**Problem statement**
Print all of the data exactly, but drop the pictures.

**Material for this task**
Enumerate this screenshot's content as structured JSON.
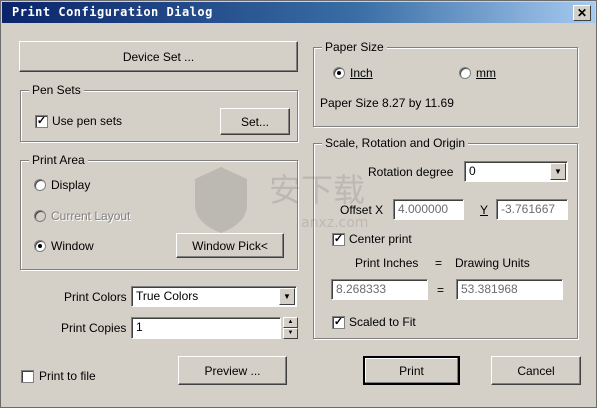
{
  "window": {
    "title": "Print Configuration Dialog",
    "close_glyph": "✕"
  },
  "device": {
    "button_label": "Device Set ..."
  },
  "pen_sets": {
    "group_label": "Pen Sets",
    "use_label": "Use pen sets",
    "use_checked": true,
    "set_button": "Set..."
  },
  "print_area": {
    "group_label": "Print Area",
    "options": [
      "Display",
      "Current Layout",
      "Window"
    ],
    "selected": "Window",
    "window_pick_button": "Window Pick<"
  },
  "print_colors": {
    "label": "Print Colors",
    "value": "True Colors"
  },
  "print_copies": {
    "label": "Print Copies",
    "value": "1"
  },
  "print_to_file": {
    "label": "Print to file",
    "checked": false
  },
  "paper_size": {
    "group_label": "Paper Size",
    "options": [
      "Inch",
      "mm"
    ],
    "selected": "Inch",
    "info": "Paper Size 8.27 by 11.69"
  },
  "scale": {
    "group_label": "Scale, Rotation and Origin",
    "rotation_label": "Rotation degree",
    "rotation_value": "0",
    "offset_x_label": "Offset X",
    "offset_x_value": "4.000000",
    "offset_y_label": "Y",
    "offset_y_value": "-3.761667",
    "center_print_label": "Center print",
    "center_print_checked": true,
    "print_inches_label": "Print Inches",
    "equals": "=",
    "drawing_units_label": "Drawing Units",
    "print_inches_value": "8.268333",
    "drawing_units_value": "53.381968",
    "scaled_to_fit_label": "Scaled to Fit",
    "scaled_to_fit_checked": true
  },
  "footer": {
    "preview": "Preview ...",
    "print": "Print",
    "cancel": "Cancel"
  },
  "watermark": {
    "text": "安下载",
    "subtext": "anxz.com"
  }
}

**Task output**
Enumerate this screenshot's content as structured JSON.
{
  "window": {
    "title": "Print Configuration Dialog",
    "close_glyph": "✕"
  },
  "device": {
    "button_label": "Device Set ..."
  },
  "pen_sets": {
    "group_label": "Pen Sets",
    "use_label": "Use pen sets",
    "use_checked": true,
    "set_button": "Set..."
  },
  "print_area": {
    "group_label": "Print Area",
    "options": [
      "Display",
      "Current Layout",
      "Window"
    ],
    "selected": "Window",
    "window_pick_button": "Window Pick<"
  },
  "print_colors": {
    "label": "Print Colors",
    "value": "True Colors"
  },
  "print_copies": {
    "label": "Print Copies",
    "value": "1"
  },
  "print_to_file": {
    "label": "Print to file",
    "checked": false
  },
  "paper_size": {
    "group_label": "Paper Size",
    "options": [
      "Inch",
      "mm"
    ],
    "selected": "Inch",
    "info": "Paper Size 8.27 by 11.69"
  },
  "scale": {
    "group_label": "Scale, Rotation and Origin",
    "rotation_label": "Rotation degree",
    "rotation_value": "0",
    "offset_x_label": "Offset X",
    "offset_x_value": "4.000000",
    "offset_y_label": "Y",
    "offset_y_value": "-3.761667",
    "center_print_label": "Center print",
    "center_print_checked": true,
    "print_inches_label": "Print Inches",
    "equals": "=",
    "drawing_units_label": "Drawing Units",
    "print_inches_value": "8.268333",
    "drawing_units_value": "53.381968",
    "scaled_to_fit_label": "Scaled to Fit",
    "scaled_to_fit_checked": true
  },
  "footer": {
    "preview": "Preview ...",
    "print": "Print",
    "cancel": "Cancel"
  },
  "watermark": {
    "text": "安下载",
    "subtext": "anxz.com"
  }
}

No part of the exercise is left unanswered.